= Beginning of Section =

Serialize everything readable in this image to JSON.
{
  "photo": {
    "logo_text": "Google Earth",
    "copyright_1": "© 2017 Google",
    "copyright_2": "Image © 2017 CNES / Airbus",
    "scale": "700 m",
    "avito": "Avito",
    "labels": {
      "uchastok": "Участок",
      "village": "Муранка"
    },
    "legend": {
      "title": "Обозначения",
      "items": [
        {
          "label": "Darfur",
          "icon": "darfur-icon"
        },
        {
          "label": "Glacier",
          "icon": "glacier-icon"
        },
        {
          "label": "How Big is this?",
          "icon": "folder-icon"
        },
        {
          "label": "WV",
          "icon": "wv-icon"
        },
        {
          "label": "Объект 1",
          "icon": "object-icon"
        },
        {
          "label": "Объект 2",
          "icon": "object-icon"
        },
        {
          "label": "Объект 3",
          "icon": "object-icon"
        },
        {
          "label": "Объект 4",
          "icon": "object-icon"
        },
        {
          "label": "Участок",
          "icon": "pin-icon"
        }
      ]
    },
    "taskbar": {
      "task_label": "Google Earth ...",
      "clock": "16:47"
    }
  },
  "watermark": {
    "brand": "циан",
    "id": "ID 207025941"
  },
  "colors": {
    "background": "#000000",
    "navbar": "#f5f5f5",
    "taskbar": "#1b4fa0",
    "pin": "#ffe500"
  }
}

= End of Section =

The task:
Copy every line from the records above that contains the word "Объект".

Exercise output:
          "label": "Объект 1",
          "label": "Объект 2",
          "label": "Объект 3",
          "label": "Объект 4",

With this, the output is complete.